India could consider structuring a series of virtual summits in zonal groups with African leaders across the continent over the next few months that could both provide a platform for a cooperative response to the pandemic and serve as a precursor to the actual summit in the future. There are several other ideas that could be pushed to deepen India’s engagement with Africa. The Ministry of External Affairs has already extended the e-ITEC course on “Covid-19 Pandemic: Prevention and Management Guidelines for Healthcare Professionals” to healthcare workers in Africa. The Aarogya Setu app and the eGramSwaraj app for rural areas for mapping Covid-19 are technological achievements that could be shared with Africa. Since the movement of African students to India for higher education has been disrupted, India may expand the e-VidyaBharati (tele-education) project to establish an India-Africa virtual university. Agriculture and food security can also be a fulcrum for deepening ties. With the locust scourge devastating the Horn of Africa and the pandemic worsening the food crisis, India could ramp up its collaboration in this sector.

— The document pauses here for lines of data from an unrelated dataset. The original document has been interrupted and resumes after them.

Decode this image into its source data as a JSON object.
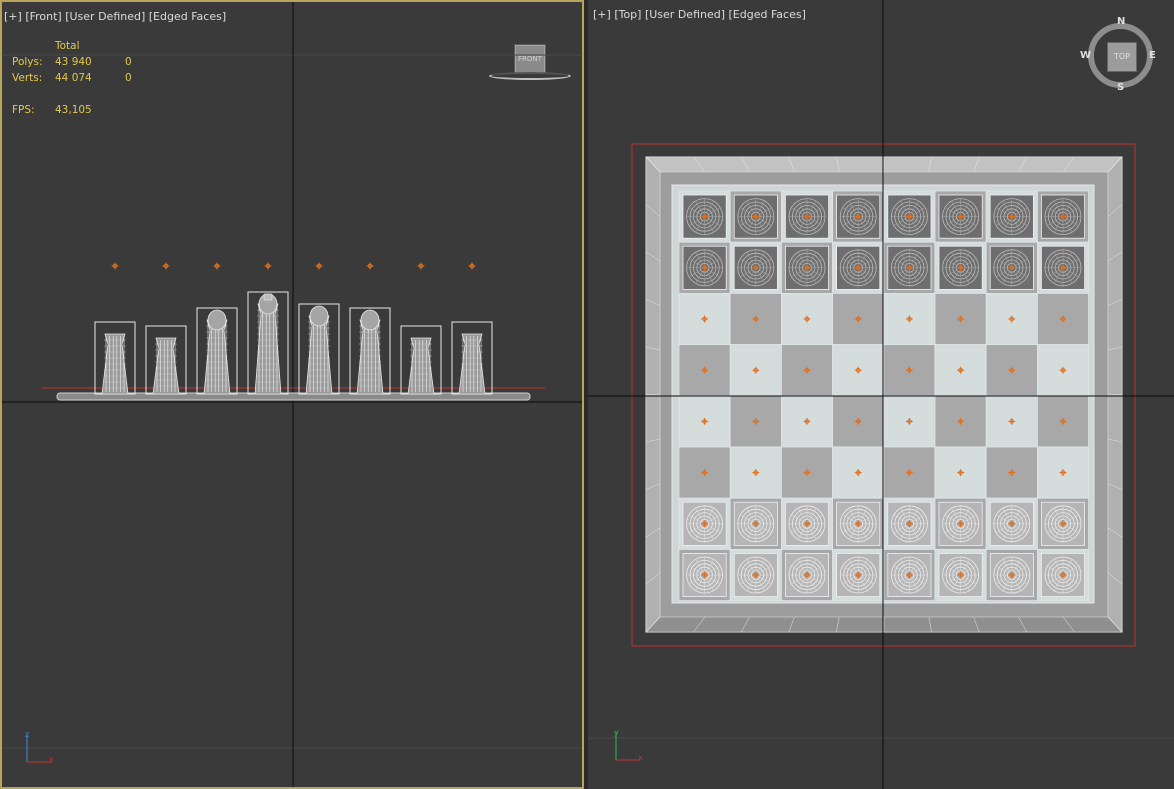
{
  "front_viewport": {
    "menu": "[+]",
    "view": "[Front]",
    "shading_mode": "[User Defined]",
    "display": "[Edged Faces]",
    "stats": {
      "header": "Total",
      "polys_label": "Polys:",
      "polys_total": "43 940",
      "polys_selected": "0",
      "verts_label": "Verts:",
      "verts_total": "44 074",
      "verts_selected": "0",
      "fps_label": "FPS:",
      "fps_value": "43,105"
    },
    "viewcube_label": "FRONT",
    "axis_labels": {
      "up": "z",
      "right": "x"
    }
  },
  "top_viewport": {
    "menu": "[+]",
    "view": "[Top]",
    "shading_mode": "[User Defined]",
    "display": "[Edged Faces]",
    "viewcube_label": "TOP",
    "compass": {
      "north": "N",
      "east": "E",
      "south": "S",
      "west": "W"
    },
    "axis_labels": {
      "up": "y",
      "right": "x"
    }
  },
  "colors": {
    "viewport_bg": "#3a3a3a",
    "active_border": "#b9a45a",
    "stats_text": "#e3c84a",
    "pivot": "#e07020",
    "selection_bbox": "#c03030",
    "board_light": "#d5dcdc",
    "board_dark": "#a8a8a8",
    "piece_wire": "#e6e6e6"
  },
  "pieces_front": [
    "rook",
    "knight",
    "bishop",
    "king",
    "queen",
    "bishop",
    "knight",
    "rook"
  ]
}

India could also create a new fund for Africa and adapt its grant-in-aid assistance to reflect current priorities. This could include support for new investment projects by Indian entrepreneurs, especially in the pharmaceutical and healthcare sectors in Africa.
Both India and Japan share a common interest in forging a partnership for Africa’s development. The Covid-19 crisis has nudged many countries to engage in new formats. It is time for the Quad Plus – in which the US, India, Japan, and Australia have recently engaged other countries such as the Republic of Korea, Vietnam, New Zealand, Israel, and Brazil – to exchange views and propose cooperation with select African countries abutting the Indian Ocean. After all, the Indo-Pacific straddles the entire maritime space of the Indian Ocean. The pandemic is a colossal challenge, but it may create fresh opportunities to bring India and Africa closer together.
Excerpted with permission from World Upside Down: India Recalibrates Its Geopolitics, Sujan Chinoy, HarperCollins India.